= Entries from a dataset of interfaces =
=== Begin Enclosure ===

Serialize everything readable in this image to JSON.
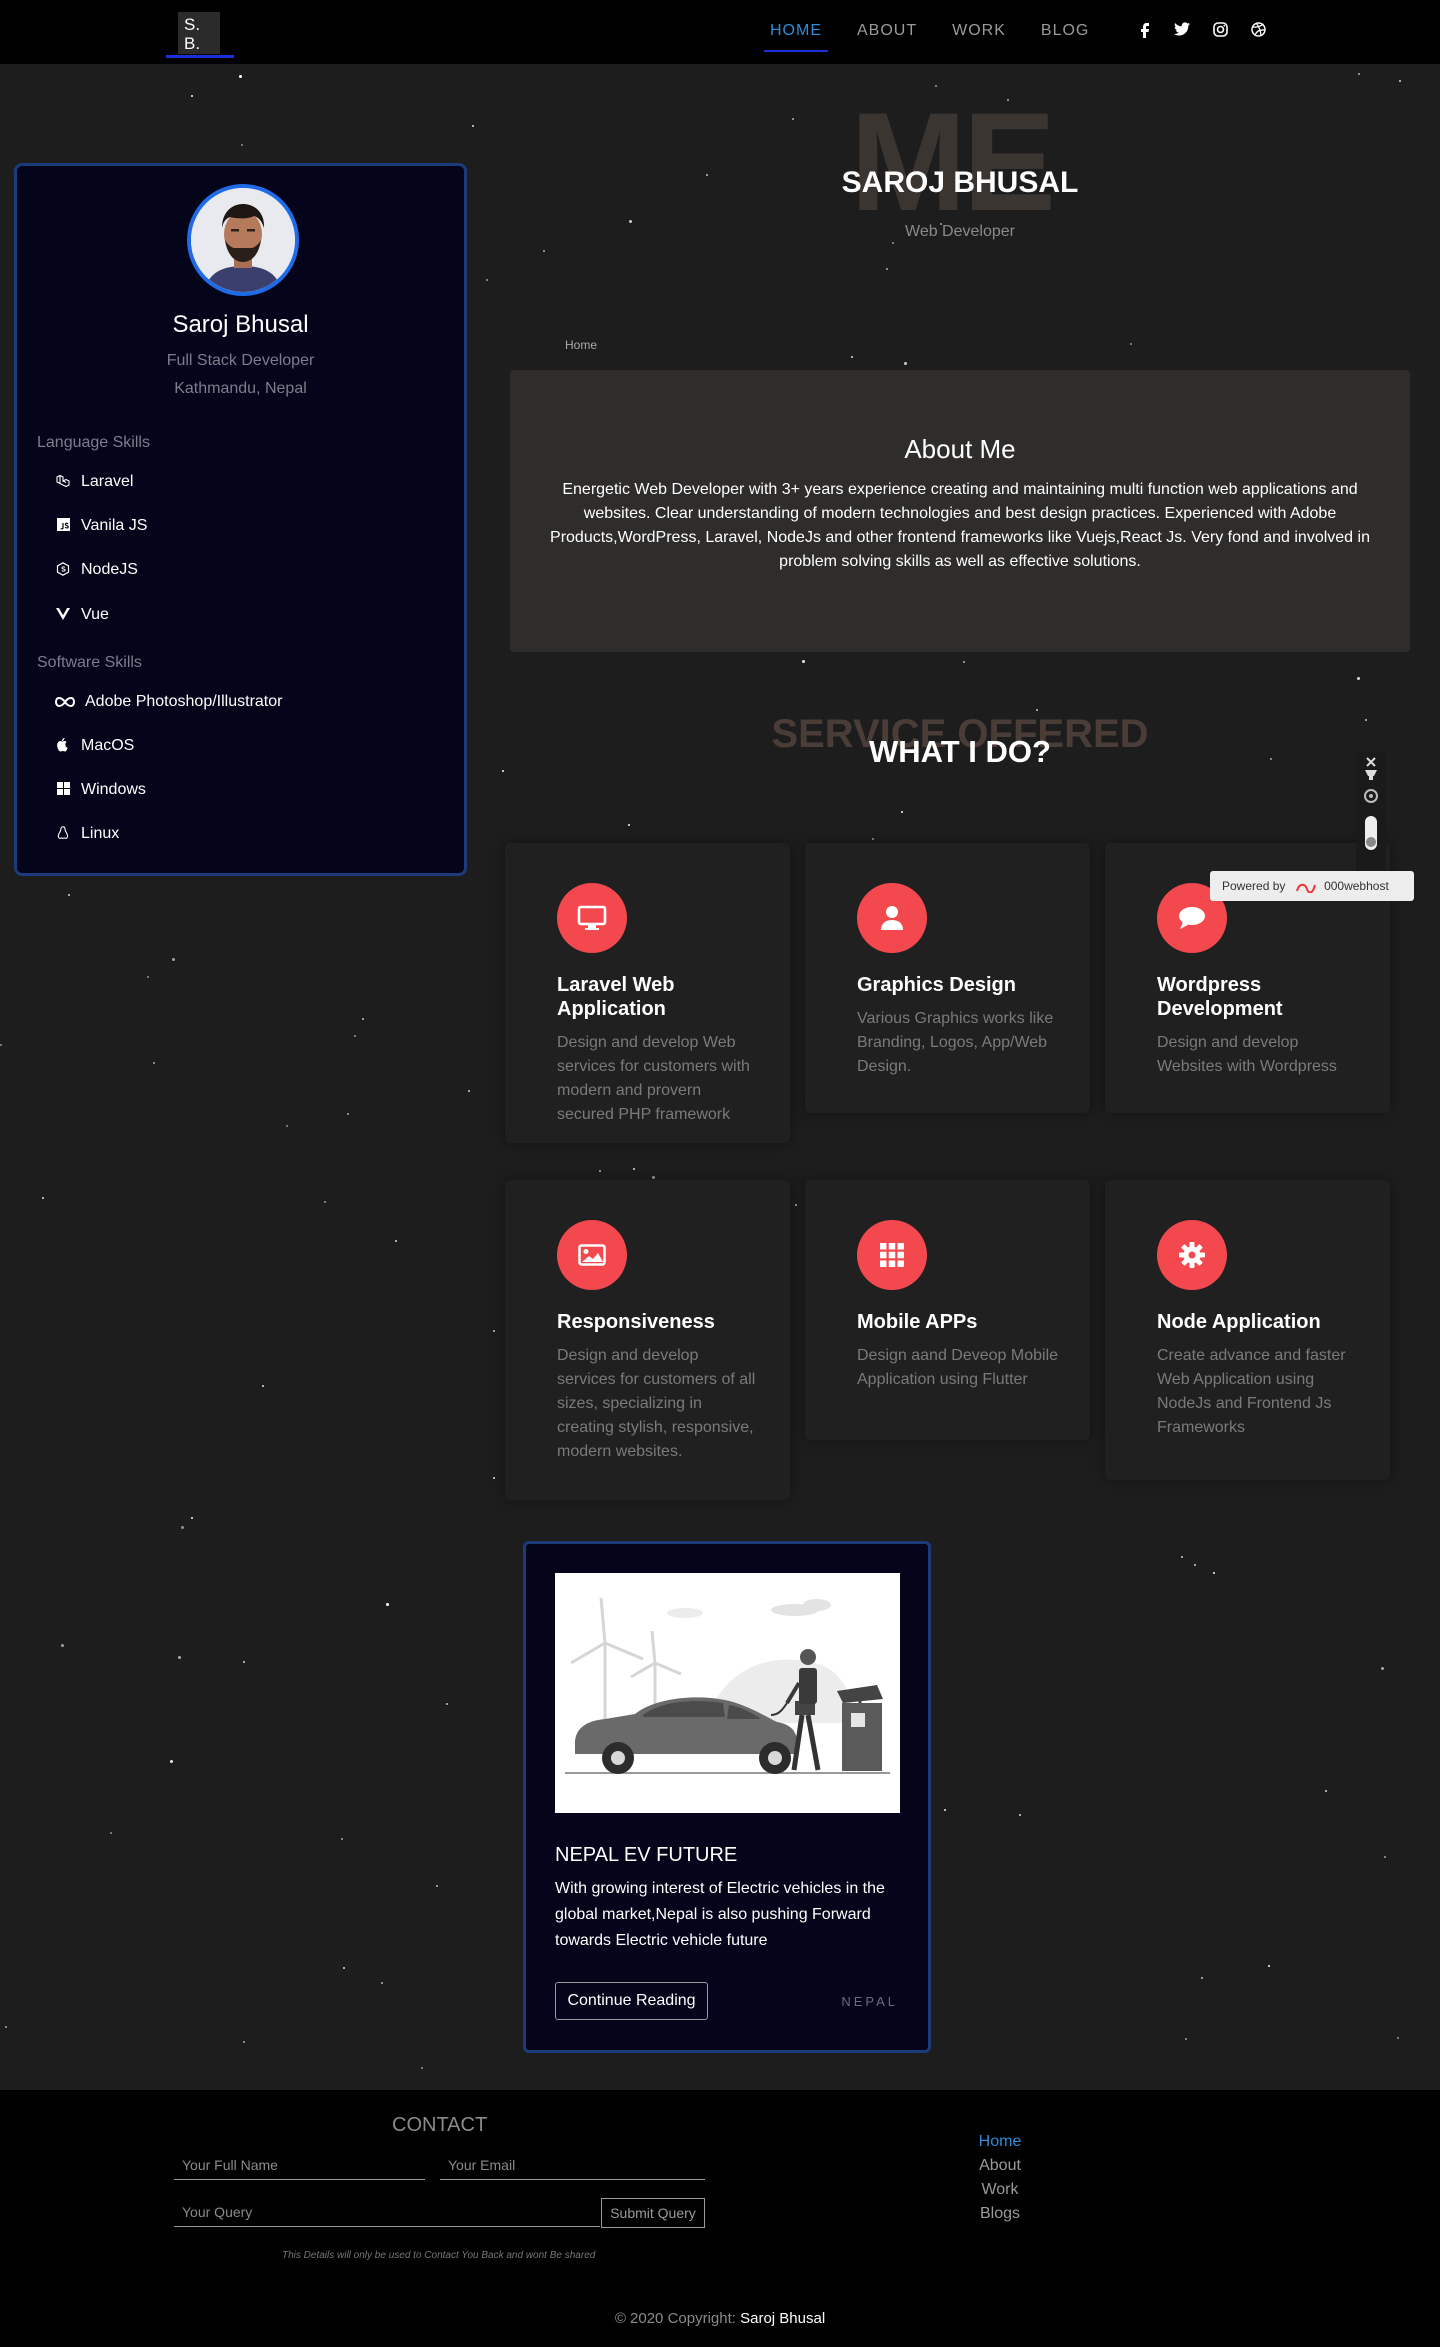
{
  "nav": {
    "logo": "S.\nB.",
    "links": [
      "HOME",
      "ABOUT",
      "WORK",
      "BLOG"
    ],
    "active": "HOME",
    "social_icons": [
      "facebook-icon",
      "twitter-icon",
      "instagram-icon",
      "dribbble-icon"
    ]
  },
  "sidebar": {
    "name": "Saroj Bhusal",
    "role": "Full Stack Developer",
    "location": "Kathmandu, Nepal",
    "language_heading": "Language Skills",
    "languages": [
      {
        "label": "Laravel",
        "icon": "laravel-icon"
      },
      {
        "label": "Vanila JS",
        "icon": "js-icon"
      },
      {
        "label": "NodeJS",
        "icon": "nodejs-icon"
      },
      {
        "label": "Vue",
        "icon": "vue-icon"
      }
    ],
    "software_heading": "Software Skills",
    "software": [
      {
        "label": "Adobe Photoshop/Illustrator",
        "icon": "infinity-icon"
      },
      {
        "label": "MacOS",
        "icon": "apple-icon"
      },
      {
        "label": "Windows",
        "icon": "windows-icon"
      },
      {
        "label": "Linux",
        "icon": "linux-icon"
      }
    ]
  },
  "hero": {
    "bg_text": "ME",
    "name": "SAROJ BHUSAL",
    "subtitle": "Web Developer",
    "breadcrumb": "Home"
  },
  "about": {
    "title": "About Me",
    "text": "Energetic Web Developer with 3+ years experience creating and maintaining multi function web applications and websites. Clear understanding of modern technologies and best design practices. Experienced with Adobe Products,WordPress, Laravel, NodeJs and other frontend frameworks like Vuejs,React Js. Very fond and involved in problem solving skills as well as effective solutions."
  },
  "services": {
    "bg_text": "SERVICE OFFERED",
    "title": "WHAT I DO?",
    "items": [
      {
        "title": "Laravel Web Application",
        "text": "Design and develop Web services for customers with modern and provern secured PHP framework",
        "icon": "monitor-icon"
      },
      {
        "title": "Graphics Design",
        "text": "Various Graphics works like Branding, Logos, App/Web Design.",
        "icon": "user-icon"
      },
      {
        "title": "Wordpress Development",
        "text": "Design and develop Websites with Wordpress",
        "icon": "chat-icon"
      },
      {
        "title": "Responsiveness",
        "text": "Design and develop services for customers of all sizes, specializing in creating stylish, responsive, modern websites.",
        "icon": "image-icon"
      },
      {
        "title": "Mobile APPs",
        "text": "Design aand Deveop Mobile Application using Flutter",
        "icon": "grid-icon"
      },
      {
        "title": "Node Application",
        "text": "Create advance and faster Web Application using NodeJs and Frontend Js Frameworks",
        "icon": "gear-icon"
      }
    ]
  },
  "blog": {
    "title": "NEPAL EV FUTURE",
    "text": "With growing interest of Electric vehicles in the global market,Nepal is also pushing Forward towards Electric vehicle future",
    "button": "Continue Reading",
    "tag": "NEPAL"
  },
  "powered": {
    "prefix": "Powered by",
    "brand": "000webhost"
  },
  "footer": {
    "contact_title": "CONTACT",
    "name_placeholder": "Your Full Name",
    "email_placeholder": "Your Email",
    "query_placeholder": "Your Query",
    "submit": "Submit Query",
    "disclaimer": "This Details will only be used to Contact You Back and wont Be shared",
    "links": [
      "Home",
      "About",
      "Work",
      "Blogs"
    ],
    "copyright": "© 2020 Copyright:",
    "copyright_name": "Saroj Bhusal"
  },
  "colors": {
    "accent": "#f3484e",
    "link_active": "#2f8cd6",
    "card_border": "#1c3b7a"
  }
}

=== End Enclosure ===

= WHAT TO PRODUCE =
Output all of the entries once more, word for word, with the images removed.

= WRITTEN RESPONSE =
Serialize everything readable in this image to JSON.
{
  "nav": {
    "logo": "S.\nB.",
    "links": [
      "HOME",
      "ABOUT",
      "WORK",
      "BLOG"
    ],
    "active": "HOME",
    "social_icons": [
      "facebook-icon",
      "twitter-icon",
      "instagram-icon",
      "dribbble-icon"
    ]
  },
  "sidebar": {
    "name": "Saroj Bhusal",
    "role": "Full Stack Developer",
    "location": "Kathmandu, Nepal",
    "language_heading": "Language Skills",
    "languages": [
      {
        "label": "Laravel",
        "icon": "laravel-icon"
      },
      {
        "label": "Vanila JS",
        "icon": "js-icon"
      },
      {
        "label": "NodeJS",
        "icon": "nodejs-icon"
      },
      {
        "label": "Vue",
        "icon": "vue-icon"
      }
    ],
    "software_heading": "Software Skills",
    "software": [
      {
        "label": "Adobe Photoshop/Illustrator",
        "icon": "infinity-icon"
      },
      {
        "label": "MacOS",
        "icon": "apple-icon"
      },
      {
        "label": "Windows",
        "icon": "windows-icon"
      },
      {
        "label": "Linux",
        "icon": "linux-icon"
      }
    ]
  },
  "hero": {
    "bg_text": "ME",
    "name": "SAROJ BHUSAL",
    "subtitle": "Web Developer",
    "breadcrumb": "Home"
  },
  "about": {
    "title": "About Me",
    "text": "Energetic Web Developer with 3+ years experience creating and maintaining multi function web applications and websites. Clear understanding of modern technologies and best design practices. Experienced with Adobe Products,WordPress, Laravel, NodeJs and other frontend frameworks like Vuejs,React Js. Very fond and involved in problem solving skills as well as effective solutions."
  },
  "services": {
    "bg_text": "SERVICE OFFERED",
    "title": "WHAT I DO?",
    "items": [
      {
        "title": "Laravel Web Application",
        "text": "Design and develop Web services for customers with modern and provern secured PHP framework",
        "icon": "monitor-icon"
      },
      {
        "title": "Graphics Design",
        "text": "Various Graphics works like Branding, Logos, App/Web Design.",
        "icon": "user-icon"
      },
      {
        "title": "Wordpress Development",
        "text": "Design and develop Websites with Wordpress",
        "icon": "chat-icon"
      },
      {
        "title": "Responsiveness",
        "text": "Design and develop services for customers of all sizes, specializing in creating stylish, responsive, modern websites.",
        "icon": "image-icon"
      },
      {
        "title": "Mobile APPs",
        "text": "Design aand Deveop Mobile Application using Flutter",
        "icon": "grid-icon"
      },
      {
        "title": "Node Application",
        "text": "Create advance and faster Web Application using NodeJs and Frontend Js Frameworks",
        "icon": "gear-icon"
      }
    ]
  },
  "blog": {
    "title": "NEPAL EV FUTURE",
    "text": "With growing interest of Electric vehicles in the global market,Nepal is also pushing Forward towards Electric vehicle future",
    "button": "Continue Reading",
    "tag": "NEPAL"
  },
  "powered": {
    "prefix": "Powered by",
    "brand": "000webhost"
  },
  "footer": {
    "contact_title": "CONTACT",
    "name_placeholder": "Your Full Name",
    "email_placeholder": "Your Email",
    "query_placeholder": "Your Query",
    "submit": "Submit Query",
    "disclaimer": "This Details will only be used to Contact You Back and wont Be shared",
    "links": [
      "Home",
      "About",
      "Work",
      "Blogs"
    ],
    "copyright": "© 2020 Copyright:",
    "copyright_name": "Saroj Bhusal"
  },
  "colors": {
    "accent": "#f3484e",
    "link_active": "#2f8cd6",
    "card_border": "#1c3b7a"
  }
}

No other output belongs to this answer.